A third-party repository is any software repository that the Fedora Project does not officially maintain, including link:https://copr.fedorainfracloud.org/[Copr repositories], as well as repositories that are hosted outside of the Fedora Project.
This policy sets out the conditions under which Fedora editions and spins can include repository definitions that make the contents from those third party repositories available to users. It applies to **repository definitions integrated with the usual package installation mechanisms** like `dnf` or GNOME Software. Unless such integration exists, this policy does **not** cover the packaging of:
Language-specific tools (`pip`, `maven`, `cargo`, `go`, …).
Tools that primarily exist to access external software packaging ecosystems (`snap`, `apt`, `pacman`, …).
Tools that provide images of other systems (`docker`, `podman`, `machinectl`, …).
These tools can use third-party repositories without the restrictions described below.

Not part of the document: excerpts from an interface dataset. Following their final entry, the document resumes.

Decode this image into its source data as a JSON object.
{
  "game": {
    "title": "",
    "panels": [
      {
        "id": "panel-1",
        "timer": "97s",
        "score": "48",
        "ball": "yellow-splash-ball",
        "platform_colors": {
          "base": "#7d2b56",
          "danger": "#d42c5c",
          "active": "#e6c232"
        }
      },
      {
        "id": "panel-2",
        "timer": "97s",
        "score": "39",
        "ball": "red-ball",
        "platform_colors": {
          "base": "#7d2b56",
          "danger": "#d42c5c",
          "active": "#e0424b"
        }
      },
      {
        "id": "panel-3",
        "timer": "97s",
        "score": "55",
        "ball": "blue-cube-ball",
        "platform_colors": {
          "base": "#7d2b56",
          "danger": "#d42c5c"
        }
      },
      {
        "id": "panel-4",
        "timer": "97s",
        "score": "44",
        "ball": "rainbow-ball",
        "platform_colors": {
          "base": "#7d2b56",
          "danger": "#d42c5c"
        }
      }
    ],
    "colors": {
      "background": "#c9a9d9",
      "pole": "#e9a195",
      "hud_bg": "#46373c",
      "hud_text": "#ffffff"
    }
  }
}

This policy is intended to ensure quality and legal protections for the most critical and visible software mechanisms used by Fedora, while allowing special-purpose software management tools to function as expected. The policy also aims to ensure that software provided under its terms is clearly labeled, so users are fully informed about the origin of the software they are installing.
Software from third-party repositories cannot be used when creating Fedora images.
Third-party repository distribution
Third-party repositories should be distributed in descriptively named rpm packages. Each third-party repository should be defined once through a separate (binary) package.
Traditionally, definitions for multiple repositories were combined into one package (for example, Fedora Workstation edition installs a package called `fedora-workstation-repositories`), but this is discouraged and should not be done in new cases.
Repositories can be configured with either `enabled_metadata=0` or `enabled_metadata=1` (or equivalent), at the discretion of the relevant working group or SIG.
If they fulfill the requirements set out in this policy, a Fedora edition or spin install media can include third party repository definitions.
The third-party nature of the repository must be apparent to the user when they enable it, as should the non-free status of its content, if such. To ensure this, repository files must initially include the `enabled=0` (or equivalent) setting, and the user must explicitly enable third-party repositories to install from them. FESCo may grant an exception to waive this requirement.
Reuse of repository definitions among editions or spins is encouraged.
Key requirements for third-party repositories
Third-party repositories must be approved by an active Fedora working group or SIG, or by FESCo. Groups who approve the inclusion of third party repositories must have a documented process which allows for community input, which produces a traceable history for each decision (for example, a ticket or other record).
Additionally, repositories included in an edition or spin's third-party repository list must conform to the following requirements:
Just as with any software hosted by Fedora, third party repositories must not contain material that poses an undue legal risk for the Fedora Project or its sponsors. This risk includes, but is not limited to, software with known patent issues, copyright issues, or software tailored for conducting illegal activities. Fedora working groups should evaluate if a proposed addition or provider poses a significant risk, and if in doubt, confer with Fedora Legal for advice.